Even in this age of visual and aural pyrotechnics, in the sheer massiveness of movies, we perhaps have forgotten the true magic they bring. Maybe it's because in the rush to top itself, cinema has become all too often an exercise in excess. At least that is the Hollywood way.
But there was a time, believe it or not, when movies didn't exist, when a still photograph was considered a wonder unto itself. With Shadow Magic, Chinese-American director Ann Hu takes us to another time and place so that we can once again appreciate what film can do for us. For in imperial China, the idea of moving pictures was a very scary dangerous thing. It represented change. It represented competition. But it also represented new possibilities.

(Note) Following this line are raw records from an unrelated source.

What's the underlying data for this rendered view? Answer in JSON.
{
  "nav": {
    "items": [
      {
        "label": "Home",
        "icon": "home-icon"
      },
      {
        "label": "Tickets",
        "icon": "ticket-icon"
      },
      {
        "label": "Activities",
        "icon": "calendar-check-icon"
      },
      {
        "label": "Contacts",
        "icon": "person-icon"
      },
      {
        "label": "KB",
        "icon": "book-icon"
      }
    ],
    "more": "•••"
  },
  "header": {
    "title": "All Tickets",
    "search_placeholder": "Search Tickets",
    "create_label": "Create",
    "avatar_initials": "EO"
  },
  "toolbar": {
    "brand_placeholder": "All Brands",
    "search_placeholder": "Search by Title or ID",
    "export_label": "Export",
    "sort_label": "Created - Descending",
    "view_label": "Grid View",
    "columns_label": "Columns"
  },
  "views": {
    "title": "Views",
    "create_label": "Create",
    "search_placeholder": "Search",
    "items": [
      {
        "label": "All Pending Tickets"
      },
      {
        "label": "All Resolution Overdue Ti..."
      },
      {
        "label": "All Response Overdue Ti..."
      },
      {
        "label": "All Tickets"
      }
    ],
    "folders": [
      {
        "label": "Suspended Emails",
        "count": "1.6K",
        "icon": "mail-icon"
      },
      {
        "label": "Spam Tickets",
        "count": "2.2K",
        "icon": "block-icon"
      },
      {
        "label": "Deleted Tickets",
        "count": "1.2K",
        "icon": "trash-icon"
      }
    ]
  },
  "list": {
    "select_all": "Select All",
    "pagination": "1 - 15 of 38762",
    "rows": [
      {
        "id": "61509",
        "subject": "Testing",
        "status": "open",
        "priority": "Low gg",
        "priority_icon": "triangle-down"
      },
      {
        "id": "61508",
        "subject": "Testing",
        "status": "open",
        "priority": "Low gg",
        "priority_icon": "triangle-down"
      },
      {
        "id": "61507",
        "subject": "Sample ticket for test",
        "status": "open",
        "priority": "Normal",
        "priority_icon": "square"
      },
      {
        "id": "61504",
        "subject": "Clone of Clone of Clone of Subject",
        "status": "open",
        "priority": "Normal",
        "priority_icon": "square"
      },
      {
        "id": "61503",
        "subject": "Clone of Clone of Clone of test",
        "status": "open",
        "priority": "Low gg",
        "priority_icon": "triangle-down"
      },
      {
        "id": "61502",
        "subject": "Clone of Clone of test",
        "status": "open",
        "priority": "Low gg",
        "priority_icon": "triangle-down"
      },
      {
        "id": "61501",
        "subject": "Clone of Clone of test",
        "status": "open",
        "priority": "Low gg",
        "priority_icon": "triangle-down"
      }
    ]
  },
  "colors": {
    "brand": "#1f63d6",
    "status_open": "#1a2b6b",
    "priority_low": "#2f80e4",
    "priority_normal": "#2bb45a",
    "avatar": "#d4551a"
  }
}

That's what Hu has fashioned in Shadow Magic, a fictionalized account of how China was introduced to cinema at the beginning of the 20th century. Told with a poignancy that almost borders on the sappy, Shadow Magic considers the age-old dilemmas of tradition vs. change, East vs. West, duty vs. love. Hu tells her story with such an open heart, deft performances and a visual grace that it's hard to deny its humble power. If this is a love letter to Chinese cinema, we're fortunate for the translation.
Hu tells the story from the Chinese perspective but makes it accessible for the Western viewer. At first it appears that the protagonist is Raymond Wallace (Jared Harris), a composite character of the unknown Westerners who introduced cinema to the Chinese so we have someone to relate to. But the true hero of the film instantly becomes the young Liu Jinglun (Xia Lu). His character is loosely based on the real-life Liu Zhong Lun, a pioneer in Chinese cinema who made the first Chinese narrative film in 1905 that gave birth to the nation's film industry.
Here, Hu seizes the opportunity to tell an interesting story of discovery with Chinese characters who are almost fully realized and wholly appealing. Liu leads the way, as played by Lu, one of China's more promising young actors with a smile that betrays his passions. His character is caught at a crossroads. He tries to remain loyal to his boss, Master Ren(Liu Peiqi), who runs the Feng Tai Photo Studio and has made Liu the chief photographer. He tries to obey his father and marry a frumpy widow.
But love, as it inevitably does, gets in the way. Hu's trick is showing how these two different and sometimes competing loves, play against each other. When Wallace comes to town with his promises of moving pictures, Liu is understandably intrigued and ultimately won over, to the point where he must choose between the security of his job and the possibilities (and uncertainty) of film.
At exactly the same moment, Liu falls in love with the Ling (Xing Yufei), the daughter of a legendary opera star, Lord Tran, who has come to the studio to have his portrait taken. Ultimately, Liu must choose between his love for Ling and his duty to his father to marry a woman he doesn't love. Complicating the whole thing is the reality that, as Wallace's moviehouse gains in popularity, Lord Tran's opera audiences dwindle. How can Liu pull it off?
That question isn't nearly as interesting as the impact movies initially have on the Chinese, and it is the scenes in the moviehouse that are some of Hu's finest simply by capturing reaction. When Liu sees his first film, Hu shoots his reactions from behind as he races up to the screen in excitement, interacting with the images and scurrying about the screen like a toddler around a new bicycle. Later, when Liu helps Wallace bring in customers, the shots of the star-struck citizens transcends the usual awestruck. They are filled with wonder, delight, surprise and fright (an oncoming train really feels like an oncoming train; thank God 3-D came much later). As they watch a European family interact at a dinner table, one viewer notes, "They seem to have feelings!"
All of Hu's characters have a certain depth to them. Though he is at odds with Liu's ambitions, Master Ren is only trying to respect a tradition that has served him well. Liu's father resents his son's rebellious nature, but becomes the unlikely source of help in a rather ironic twist. While Lord Tran (Li Yusheng, who has the honor of wearing Huang Bao Rong's vivid costumes) is vain and arrogant, he understands the realities of progress. The chemistry between the two lovers is sweet, too; when Liu takes Ling's picture, he says with a soft double-entendre, "You are captured forever." If Hu missteps at all, it is by making the arc of the film a little too convenient, the characters a little too soft; while there's dramatic tension here, there's the unmistakable feeling that everything's going to work out.
But tributes to the beauty of cinema -- like Cinema Paradiso, which also is drenched in sentimentalism and features a familiar violin thread throughout -- are often built this way. Most love letters, after all, focus on the love.